Top five world music events at Celtic Connections 2012
Tamikrest, Baloji and Le Mystere des Voix Bulgares among highlights of Glasgow festival
This year’s festival offers riches from Africa, Eastern Europe and South America. Let The List’s jazz and world music reviewer Stewart Smith be your guide.
A rare Scottish outing for the great singer, Mali’s Salif Keita. From the colourful Afro-pop of his early career, to the reflective, acoustic sound of the past decade, he confronts prejudice and celebrates his faith with quietly powerful songs and an agile, gleaming voice.
Old Fruitmarket, Glasgow, Fri 1 Feb.
Le Mystere des Voix Bulgares
A startling transmission from behind the Iron Curtain, 1986’s Le Mystere des Voix Bulgares introduced Western listeners to the starkly beautiful, near supernatural sound of the Bulgarian State Radio and Television Choir. As with Gaelic psalms, the clear, open voices and dissonant diaphonic harmonies create a sublime power.
Kelvingrove Art Gallery & Museum, Glasgow, Fri 24 Jan.
A showcase of Mali’s vibrant contemporary music scene, featuring the hypnotic desert-blues, gnarled guitars and ecstatic ululations of Tuareg band Tamikrest, ngoni innovators Bassekou Kouyaté and Ngoni Ba, plus the beautiful songhai folk-blues of Sidi Toure – exiled by fundamentalists.

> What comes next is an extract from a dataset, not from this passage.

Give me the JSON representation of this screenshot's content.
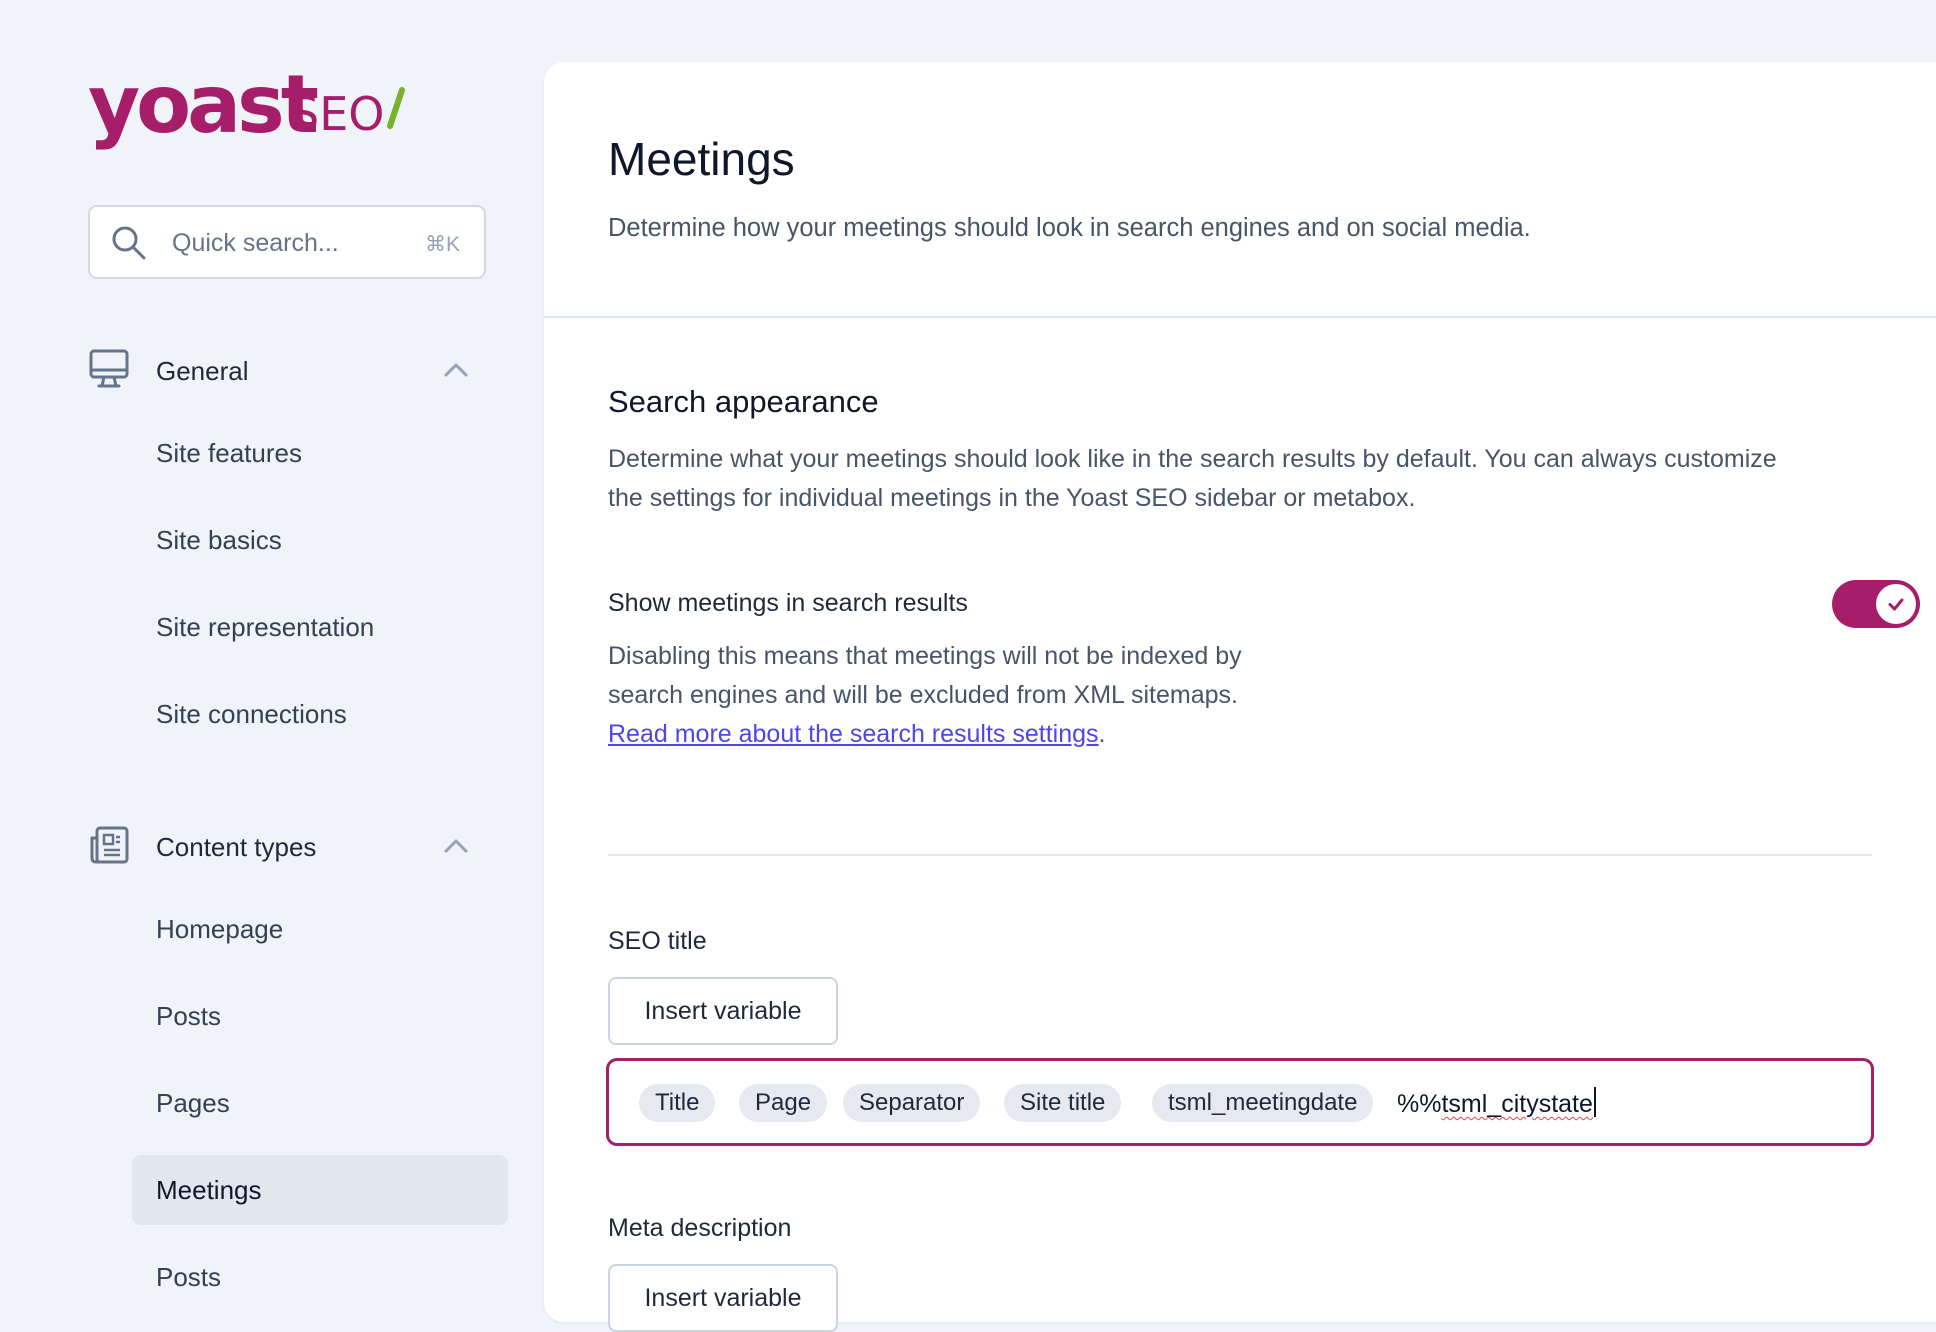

Royal Concert Hall, Glasgow, Sun 27 Jan.
The vibraphonist makes a welcome return after last year’s unforgettable Platform show. Mellow yet otherworldly, he blends traditional Ethiopian music with jazz, funk and Latin influences, and his superb band of British jazzers add wildcard flourishes to the sensuous grooves.
Old Fruitmarket (with Lucas Santtana), Glasgow, Sun 20 Jan.
Kinshasa Succursale and Konono No. 1
Bring it on. Raised in Belgium, the loquacious rapper returned to his native Congo for 2011’s Kinshasa Succursale, spitting rhymes over the distorted kalimbas of the mighty Konono No. 1 and weaving words around vintage soukous and rumba grooves.
O2 ABC (with Lek Sen), Glasgow, Sat 26 Jan.